**WHAT TO DO**
Nothing in the entries below may be altered; print them as they stand.

Excerpts from an interface dataset

---------------

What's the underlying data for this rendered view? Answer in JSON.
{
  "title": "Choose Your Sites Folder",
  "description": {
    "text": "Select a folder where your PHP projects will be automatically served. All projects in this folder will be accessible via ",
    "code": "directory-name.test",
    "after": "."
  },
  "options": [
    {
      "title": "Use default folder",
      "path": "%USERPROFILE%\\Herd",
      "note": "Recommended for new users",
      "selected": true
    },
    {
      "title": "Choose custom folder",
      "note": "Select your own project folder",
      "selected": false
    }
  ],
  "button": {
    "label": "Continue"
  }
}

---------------

**OUTPUT OF THE TASK**
What's the underlying data for this rendered view? Answer in JSON.
{
  "title": "Choose Your Sites Folder",
  "description": {
    "text": "Select a folder where your PHP projects will be automatically served. All projects in this folder will be accessible via ",
    "code": "directory-name.test",
    "after": "."
  },
  "options": [
    {
      "title": "Use default folder",
      "path": "%USERPROFILE%\\Herd",
      "note": "Recommended for new users",
      "selected": true
    },
    {
      "title": "Choose custom folder",
      "note": "Select your own project folder",
      "selected": false
    }
  ],
  "button": {
    "label": "Continue"
  }
}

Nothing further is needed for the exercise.